The caves are located in the back of the island and open out into the beach. To get to the entrance of the caves you need to climb a series of stairs to the top of the island, or you can take one of the escalators located on the island. Then you descend over 200 steps back down to sea level and the edge of the island. If that adventure sounds too exhausting, don’t worry! You can take a ferry from the mainland, but make sure you check the schedule. Everything depends on what time of year it is and even the weather, so planning ahead is crucial.

Enoshima Iwaya Caves
Enoshima Iwaya Caves Source:Wikimapia

Once you pass the entrance, the first cave is found by walking through a long narrow tunnel. Once you make it through the tunnel and into the first cave, you’ll be handed a candle lantern. Even though most of the cave is lit, the candle becomes a hit as people explore its darker corners. The entrance tunnel is decorated with wonderful photos and the history of the caves. Further back, there are Buddhist statues, and about two-thirds of the way in the cave divides into two. The left fork extends across 150 meters into the caves and holds the statues of the island’s goddesses. The right branch, however, is shorter and contains a statue devoted solely to the sun goddess Amaterasu, who is said to be a direct ancestor of the current emperor.

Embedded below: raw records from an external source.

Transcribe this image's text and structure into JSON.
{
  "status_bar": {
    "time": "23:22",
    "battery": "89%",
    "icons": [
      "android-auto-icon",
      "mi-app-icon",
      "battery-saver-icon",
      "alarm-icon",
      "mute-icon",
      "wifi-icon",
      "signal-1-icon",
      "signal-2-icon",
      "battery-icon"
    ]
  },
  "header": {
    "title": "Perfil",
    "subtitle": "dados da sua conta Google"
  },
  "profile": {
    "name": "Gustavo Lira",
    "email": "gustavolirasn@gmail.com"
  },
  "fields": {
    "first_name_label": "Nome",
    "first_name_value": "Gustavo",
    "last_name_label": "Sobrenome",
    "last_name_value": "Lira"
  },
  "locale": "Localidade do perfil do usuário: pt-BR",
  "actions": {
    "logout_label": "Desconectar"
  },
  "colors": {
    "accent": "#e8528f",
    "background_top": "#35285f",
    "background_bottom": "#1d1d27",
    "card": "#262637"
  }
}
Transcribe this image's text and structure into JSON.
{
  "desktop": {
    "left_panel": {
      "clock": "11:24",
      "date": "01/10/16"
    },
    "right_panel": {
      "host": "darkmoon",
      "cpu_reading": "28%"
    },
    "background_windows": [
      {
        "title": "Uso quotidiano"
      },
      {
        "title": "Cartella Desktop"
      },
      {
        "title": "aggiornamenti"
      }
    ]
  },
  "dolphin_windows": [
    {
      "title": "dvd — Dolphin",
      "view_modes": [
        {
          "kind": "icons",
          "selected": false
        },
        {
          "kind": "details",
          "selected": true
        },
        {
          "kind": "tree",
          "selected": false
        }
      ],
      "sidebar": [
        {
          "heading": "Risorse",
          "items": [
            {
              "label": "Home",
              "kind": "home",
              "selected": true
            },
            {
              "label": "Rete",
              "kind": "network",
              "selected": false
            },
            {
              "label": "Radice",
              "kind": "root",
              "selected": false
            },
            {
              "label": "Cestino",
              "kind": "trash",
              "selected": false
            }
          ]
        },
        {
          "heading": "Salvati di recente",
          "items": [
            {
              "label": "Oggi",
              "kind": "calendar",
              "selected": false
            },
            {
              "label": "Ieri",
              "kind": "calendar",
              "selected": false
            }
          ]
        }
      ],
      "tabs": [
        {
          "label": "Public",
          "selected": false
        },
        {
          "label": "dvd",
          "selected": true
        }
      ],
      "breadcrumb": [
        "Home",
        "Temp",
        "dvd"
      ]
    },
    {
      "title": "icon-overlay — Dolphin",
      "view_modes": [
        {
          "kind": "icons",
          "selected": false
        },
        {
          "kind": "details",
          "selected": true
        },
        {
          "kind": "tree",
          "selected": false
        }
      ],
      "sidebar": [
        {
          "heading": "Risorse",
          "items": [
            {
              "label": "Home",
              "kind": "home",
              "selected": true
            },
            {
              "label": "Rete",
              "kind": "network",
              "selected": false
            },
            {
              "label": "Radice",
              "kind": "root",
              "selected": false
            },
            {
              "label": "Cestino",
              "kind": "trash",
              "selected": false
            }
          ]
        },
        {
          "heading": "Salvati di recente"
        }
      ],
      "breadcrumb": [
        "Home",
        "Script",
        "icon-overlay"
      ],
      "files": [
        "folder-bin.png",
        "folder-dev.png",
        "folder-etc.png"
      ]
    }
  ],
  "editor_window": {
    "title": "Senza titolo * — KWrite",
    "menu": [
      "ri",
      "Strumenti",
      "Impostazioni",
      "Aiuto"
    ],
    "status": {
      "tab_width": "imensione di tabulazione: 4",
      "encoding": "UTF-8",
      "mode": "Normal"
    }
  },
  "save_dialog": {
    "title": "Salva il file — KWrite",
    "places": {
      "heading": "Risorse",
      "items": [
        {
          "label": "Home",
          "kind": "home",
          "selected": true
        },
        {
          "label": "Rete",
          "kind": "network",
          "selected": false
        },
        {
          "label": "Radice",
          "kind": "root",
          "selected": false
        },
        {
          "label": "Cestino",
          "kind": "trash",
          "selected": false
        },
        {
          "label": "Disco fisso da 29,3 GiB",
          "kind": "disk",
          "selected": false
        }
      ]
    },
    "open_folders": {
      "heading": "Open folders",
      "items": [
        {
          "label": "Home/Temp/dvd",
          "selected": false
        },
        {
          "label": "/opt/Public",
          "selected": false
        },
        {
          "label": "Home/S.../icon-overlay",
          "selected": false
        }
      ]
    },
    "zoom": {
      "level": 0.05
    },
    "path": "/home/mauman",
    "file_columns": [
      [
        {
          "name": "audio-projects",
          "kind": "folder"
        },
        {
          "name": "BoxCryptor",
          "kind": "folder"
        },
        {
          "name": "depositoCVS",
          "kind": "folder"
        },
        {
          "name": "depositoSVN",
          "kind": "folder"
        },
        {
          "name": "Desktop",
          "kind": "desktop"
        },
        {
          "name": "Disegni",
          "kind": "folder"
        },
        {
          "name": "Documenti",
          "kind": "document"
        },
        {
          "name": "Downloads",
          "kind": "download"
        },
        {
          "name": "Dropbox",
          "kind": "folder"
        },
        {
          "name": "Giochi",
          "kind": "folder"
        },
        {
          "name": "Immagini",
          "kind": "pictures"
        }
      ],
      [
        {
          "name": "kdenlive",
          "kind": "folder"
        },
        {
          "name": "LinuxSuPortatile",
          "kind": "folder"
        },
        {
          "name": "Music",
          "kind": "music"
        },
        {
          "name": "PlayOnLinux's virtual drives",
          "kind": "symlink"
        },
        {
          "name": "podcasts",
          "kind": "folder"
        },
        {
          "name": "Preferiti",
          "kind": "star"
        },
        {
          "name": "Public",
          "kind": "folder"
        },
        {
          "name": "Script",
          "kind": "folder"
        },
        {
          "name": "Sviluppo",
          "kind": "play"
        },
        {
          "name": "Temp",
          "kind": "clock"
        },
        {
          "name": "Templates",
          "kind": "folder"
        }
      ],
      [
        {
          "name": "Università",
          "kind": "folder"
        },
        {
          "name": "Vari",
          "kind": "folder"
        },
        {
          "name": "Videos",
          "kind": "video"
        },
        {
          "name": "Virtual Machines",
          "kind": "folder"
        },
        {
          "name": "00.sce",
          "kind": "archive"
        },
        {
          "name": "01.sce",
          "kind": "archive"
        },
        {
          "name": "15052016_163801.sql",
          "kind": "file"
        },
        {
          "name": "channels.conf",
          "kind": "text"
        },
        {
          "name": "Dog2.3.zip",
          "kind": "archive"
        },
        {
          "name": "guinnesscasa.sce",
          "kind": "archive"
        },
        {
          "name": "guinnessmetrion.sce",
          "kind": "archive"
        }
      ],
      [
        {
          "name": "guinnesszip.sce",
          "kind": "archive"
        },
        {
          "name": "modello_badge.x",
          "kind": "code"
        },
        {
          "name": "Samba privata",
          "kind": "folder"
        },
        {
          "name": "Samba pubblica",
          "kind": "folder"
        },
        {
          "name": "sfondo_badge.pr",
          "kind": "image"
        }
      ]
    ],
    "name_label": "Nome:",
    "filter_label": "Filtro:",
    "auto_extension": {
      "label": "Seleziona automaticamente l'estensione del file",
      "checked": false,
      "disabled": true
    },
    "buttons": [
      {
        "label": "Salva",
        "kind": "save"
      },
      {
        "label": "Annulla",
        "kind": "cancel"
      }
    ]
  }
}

If you ever stumble upon Enoshima, be sure to swing through the Iwaya caves! Not just because of all the excitement, but because of its connection to spirituality and its mystic elegance.


Ian Harvey

Ian Harvey is one of the authors writing for The Vintage News